Upon returning from Europe, she stood for the first time from her NLD seat toward the back of Naypyitaw parliament to call for an end to discrimination against ethnic minorities as part of the "emergence of a genuine democratic country." "Based on the spirit of equality, mutual respect and understanding," she said, "I would like to urge all lawmakers to enact necessary laws or amend laws to protect the rights of ethnic nationalities." Suu Kyi's comments came in support of a motion by a ruling-party lawmaker from the ethnic Shan state to uphold ethnic minority rights. Prior to her European trip, she had traveled Mae Sot, Thailand to visit ethnic Kachin and Karen refugees who fled war at home. I'm glad she highlighted basic ethnic issues, requiring urgent debates.

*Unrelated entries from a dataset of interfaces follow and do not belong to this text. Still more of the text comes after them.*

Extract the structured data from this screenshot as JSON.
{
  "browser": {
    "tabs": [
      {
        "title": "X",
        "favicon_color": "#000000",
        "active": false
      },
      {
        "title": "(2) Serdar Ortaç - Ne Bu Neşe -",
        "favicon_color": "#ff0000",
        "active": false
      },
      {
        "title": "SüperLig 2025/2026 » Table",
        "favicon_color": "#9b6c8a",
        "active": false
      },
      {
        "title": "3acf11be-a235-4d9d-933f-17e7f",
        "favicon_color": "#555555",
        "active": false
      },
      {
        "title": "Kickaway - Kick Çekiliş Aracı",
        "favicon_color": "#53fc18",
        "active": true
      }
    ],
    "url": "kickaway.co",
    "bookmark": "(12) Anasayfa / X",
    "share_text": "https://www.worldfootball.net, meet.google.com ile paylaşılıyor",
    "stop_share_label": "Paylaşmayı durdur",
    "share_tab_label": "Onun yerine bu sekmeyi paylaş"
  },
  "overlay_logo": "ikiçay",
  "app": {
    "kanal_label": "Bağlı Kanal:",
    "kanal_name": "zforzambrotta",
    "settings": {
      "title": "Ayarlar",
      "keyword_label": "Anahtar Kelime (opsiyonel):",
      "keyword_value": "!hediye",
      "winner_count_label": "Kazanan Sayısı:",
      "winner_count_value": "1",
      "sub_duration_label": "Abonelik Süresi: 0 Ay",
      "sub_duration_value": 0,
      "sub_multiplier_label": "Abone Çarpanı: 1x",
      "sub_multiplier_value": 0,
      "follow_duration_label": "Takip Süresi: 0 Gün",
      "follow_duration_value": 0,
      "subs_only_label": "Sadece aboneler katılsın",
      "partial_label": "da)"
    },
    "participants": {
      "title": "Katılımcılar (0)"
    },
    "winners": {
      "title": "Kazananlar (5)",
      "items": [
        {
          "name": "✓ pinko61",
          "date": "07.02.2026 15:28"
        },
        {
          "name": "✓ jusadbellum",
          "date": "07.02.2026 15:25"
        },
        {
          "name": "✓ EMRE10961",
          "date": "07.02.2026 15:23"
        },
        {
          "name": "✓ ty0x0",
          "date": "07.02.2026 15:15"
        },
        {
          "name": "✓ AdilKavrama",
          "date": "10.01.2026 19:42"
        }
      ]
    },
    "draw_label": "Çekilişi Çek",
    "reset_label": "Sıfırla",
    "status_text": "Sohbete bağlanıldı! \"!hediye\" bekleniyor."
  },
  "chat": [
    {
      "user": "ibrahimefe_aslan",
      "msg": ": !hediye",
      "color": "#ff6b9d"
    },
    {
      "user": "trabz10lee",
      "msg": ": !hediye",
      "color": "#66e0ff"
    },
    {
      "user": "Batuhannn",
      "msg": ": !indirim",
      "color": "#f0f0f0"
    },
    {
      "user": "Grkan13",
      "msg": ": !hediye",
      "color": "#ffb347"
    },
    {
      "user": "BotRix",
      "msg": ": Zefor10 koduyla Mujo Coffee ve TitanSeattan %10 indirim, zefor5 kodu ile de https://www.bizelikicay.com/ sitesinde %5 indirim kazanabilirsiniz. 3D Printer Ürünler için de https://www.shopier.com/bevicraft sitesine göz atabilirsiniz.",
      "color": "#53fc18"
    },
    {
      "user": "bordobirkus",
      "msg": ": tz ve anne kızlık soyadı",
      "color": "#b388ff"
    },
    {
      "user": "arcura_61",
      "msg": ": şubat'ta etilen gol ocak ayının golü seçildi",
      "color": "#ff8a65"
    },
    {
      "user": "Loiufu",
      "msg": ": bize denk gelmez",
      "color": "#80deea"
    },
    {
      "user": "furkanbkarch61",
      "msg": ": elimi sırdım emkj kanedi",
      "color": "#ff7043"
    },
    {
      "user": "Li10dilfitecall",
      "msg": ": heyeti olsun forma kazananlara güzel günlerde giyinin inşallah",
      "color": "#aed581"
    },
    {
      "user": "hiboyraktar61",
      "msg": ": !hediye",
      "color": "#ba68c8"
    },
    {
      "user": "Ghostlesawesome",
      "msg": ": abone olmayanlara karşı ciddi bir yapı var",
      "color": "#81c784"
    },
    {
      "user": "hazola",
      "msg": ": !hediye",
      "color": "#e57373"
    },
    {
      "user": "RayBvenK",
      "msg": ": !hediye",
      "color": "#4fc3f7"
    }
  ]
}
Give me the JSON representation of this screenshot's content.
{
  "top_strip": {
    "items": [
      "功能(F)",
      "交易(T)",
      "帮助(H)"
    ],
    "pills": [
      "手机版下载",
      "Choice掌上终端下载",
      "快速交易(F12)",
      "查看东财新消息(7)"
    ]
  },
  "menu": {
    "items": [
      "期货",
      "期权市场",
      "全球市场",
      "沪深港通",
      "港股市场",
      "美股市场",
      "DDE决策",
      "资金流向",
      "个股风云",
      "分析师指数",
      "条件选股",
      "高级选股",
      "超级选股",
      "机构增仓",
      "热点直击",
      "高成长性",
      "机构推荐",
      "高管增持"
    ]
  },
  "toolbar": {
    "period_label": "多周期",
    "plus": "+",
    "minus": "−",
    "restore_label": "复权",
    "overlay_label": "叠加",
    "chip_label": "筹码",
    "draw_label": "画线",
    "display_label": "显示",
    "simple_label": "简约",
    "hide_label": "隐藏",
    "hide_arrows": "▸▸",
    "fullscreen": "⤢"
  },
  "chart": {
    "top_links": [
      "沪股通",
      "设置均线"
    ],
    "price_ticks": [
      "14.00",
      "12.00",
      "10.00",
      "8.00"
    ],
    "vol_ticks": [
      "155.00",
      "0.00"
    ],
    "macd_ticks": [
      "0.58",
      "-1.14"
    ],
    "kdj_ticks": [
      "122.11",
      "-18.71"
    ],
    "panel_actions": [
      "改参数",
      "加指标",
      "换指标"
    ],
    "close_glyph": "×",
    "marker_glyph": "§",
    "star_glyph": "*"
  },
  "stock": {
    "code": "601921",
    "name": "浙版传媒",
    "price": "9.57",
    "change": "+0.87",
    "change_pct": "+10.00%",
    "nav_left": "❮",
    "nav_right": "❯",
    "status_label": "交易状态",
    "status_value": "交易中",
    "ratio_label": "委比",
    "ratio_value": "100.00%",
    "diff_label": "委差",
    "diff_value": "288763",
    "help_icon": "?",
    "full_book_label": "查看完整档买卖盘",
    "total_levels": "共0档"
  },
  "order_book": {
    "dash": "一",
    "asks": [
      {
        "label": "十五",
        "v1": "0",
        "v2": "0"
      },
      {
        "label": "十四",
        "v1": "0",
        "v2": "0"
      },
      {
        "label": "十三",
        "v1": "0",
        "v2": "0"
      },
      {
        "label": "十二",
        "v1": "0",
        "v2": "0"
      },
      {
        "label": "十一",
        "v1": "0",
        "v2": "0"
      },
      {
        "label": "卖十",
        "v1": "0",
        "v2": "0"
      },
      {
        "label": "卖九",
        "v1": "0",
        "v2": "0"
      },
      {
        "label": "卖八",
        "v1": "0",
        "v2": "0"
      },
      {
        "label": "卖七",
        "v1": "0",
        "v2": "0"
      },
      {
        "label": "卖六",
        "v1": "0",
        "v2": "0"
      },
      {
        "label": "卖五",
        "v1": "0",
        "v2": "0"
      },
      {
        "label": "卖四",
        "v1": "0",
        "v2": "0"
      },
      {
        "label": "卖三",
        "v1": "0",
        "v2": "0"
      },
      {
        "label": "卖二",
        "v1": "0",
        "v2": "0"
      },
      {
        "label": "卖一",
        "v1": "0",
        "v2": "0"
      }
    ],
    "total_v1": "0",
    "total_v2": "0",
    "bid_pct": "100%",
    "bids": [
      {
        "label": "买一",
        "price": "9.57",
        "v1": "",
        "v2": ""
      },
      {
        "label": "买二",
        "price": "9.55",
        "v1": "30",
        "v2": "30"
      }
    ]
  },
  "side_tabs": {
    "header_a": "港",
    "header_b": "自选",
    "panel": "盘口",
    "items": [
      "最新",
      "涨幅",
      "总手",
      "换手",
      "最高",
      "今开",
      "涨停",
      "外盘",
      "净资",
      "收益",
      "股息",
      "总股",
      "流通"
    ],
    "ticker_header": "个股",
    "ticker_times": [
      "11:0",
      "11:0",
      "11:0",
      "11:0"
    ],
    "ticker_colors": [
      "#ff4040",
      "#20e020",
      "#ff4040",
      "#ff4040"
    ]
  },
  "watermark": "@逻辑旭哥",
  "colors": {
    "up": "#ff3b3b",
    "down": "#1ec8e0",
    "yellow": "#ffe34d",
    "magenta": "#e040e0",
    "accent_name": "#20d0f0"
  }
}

Daw Suu Kyi has been touching on Buddhism in her speeches including the recent Nobel speech. Her favorite word is "Metta" or compassion and she translates it as "loving kindness". Another one is "Mudita" - sympathetic joy. She seems to be practicing 14th Dalai Lama's teaching "Without love, human society is in a very difficult state: without love, in the future, we will face tremendous problems - Love is the center of human life". Another is "nyien chan" She explains it literally as a beneficial coolness that comes when a fire is extinguished. I was amazed that such short words have a profound connotation. The Australian National University listed the word in its language list of security as coolness - the state of ease.

The paper reported her travel plans for 2013, which includes USA and Japan. She had worked at the United Nations Building in New York and in Japan to study at the University of Kyoto during 1985-86, so she will be happy to reunite with many of her friends, I'm sure.

1 comment:

Paul Dion, STL said...

I read these wonderful thoughts about love and my mind filters them through my personal Christian spirituality. Without love there is no freedom; without love there is no hope for the community. Without love the only hope I have is for myself. That is neither true hope nor true freedom.
Thank you, Rio San for making me appreciate the relationship between my spirituality and that of Suu Kui, and also, I suppose, yours too.